What the heck are these, you must be asking. I asked myself the same thing when I saw them in the town market 3 weeks ago. They were the most exotic bean I had ever seen, and strangely, I couldn't figure out what kind they were, even after searching extensively on the internet. The word I got in the market was fiwi, which according to Baba Malaika (our handy Swahili-to-English dictionary) is a lima bean. Clearly incorrect, as lima beans don't come in a black or dark-blue variety. I was lost until my friend Carol turned me to the other book we got during Pre-Service Training, pointing to an appendix with a list of words for plants and their produce (funny it would have a whole column for plant names, since they're all basically the name of the produce with an "m" on the beginning, e.g. chungwa is the word for orange and mchungwa is the orange tree). In Simplified Swahili, the translation given is the Bonavist bean.

February 20, 2012

power, or lack thereof

Among the many, many small things I like to do when I'm not doing work is collecting data. Allow me to introduce the latest results of one of these ventures, while you consider what could possibly possess anyone to be so smitten with writing down numbers all day.
The fruit of my most recent labors is a graph of the electricity uptime in my town.
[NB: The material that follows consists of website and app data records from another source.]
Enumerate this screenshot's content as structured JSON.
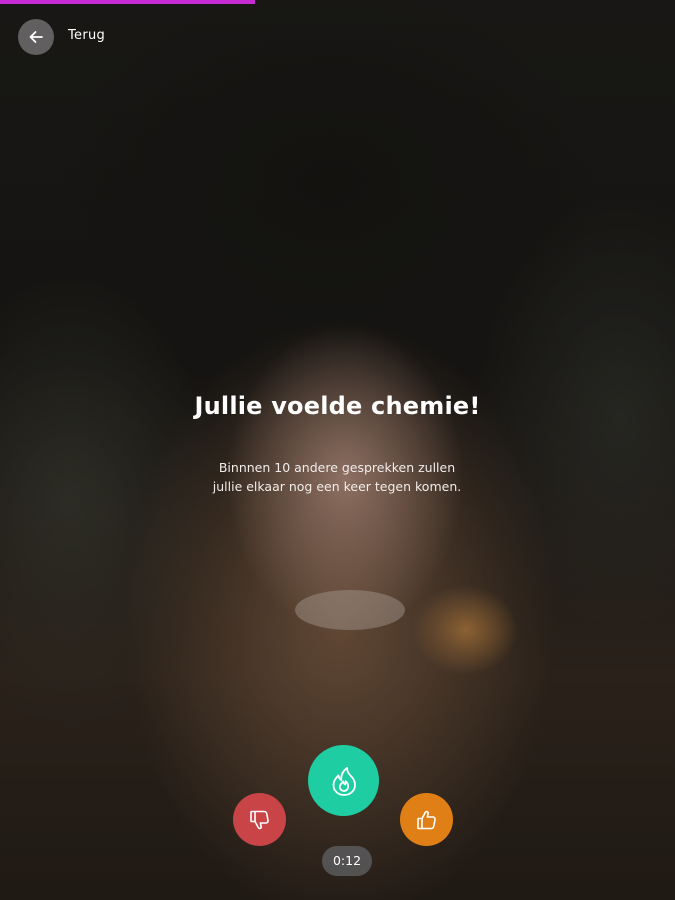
{
  "progress": {
    "fraction": 0.378,
    "color": "#c62ad3"
  },
  "header": {
    "back_label": "Terug",
    "back_icon": "arrow-left-icon"
  },
  "result": {
    "title": "Jullie voelde chemie!",
    "description_line1": "Binnnen 10 andere gesprekken zullen",
    "description_line2": "jullie elkaar nog een keer tegen komen."
  },
  "actions": {
    "dislike": {
      "icon": "thumbs-down-icon",
      "color": "#c84447"
    },
    "chemistry": {
      "icon": "flame-icon",
      "color": "#1fcda3"
    },
    "like": {
      "icon": "thumbs-up-icon",
      "color": "#e07f16"
    }
  },
  "timer": {
    "value": "0:12"
  }
}
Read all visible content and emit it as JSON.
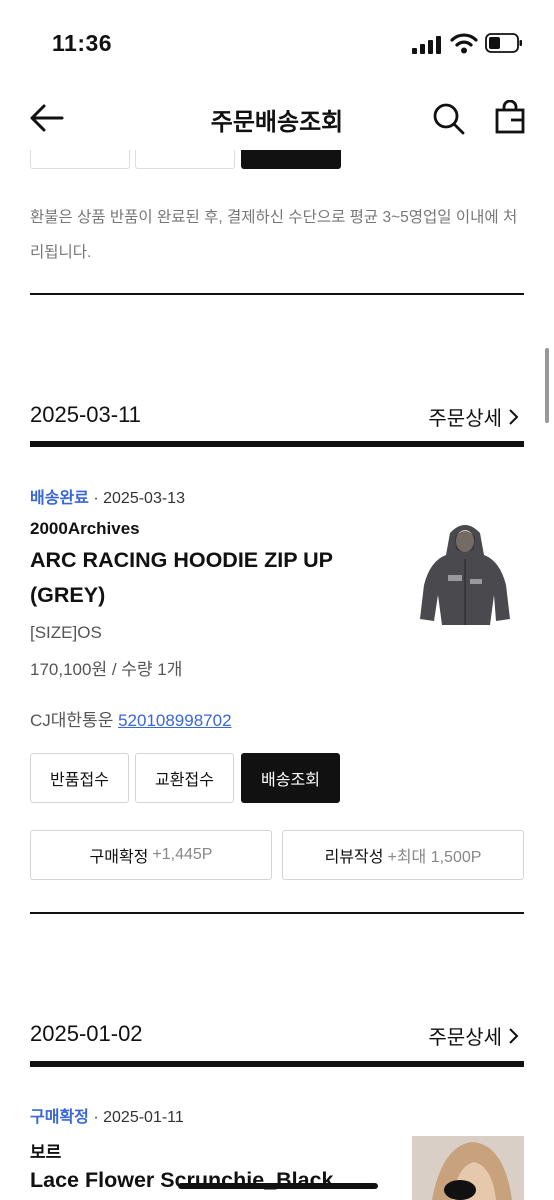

For nearly an entire month, I kept track of the power cuts that occurred throughout the day. Given how much it happens around here, it was actually pretty difficult to keep the numbers accurate. I figured the resolution of the data wasn't incredibly important; what's more important is to show the general trend of the uptime, which you can see even with relatively inaccurate measurements.

February 6, 2012

i'm tired

Today was a long day.

It started the night before, when I went out with a group of volunteers on a veritable bar crawl to celebrate Super Bowl Sunday. It was warranted, given we had secured a viewing area for the game, complete with projector, TVs on the side for no good reason, and rotating fans which we didn't really need (it can get surprisingly cold here sometimes). After some beers and an insufficient amount of food to counterbalance it, we bought a few snacks (and a bottle of scotch) and took a quick nap before the game started at 2:30AM.

We woke up pretty groggy to say the least. Actually, some of us didn't wake up at all. Only about 50% of us committed to watching the game after our 2 or 3-hour doze. But we sure were glad we got to watch it. Exciting to the end, just how every Super Bowl should be! And it turned out that, right as the game ended, I had just enough time to walk back home, clean myself up, and pack my things for Mtwara: Part 2.

Unfortunately, I waited too long at the office for a ride before I could get to the stand to hop a bus. Perhaps the exhaustion had something to do with that.

Boy am I looking forward to my bed tonight.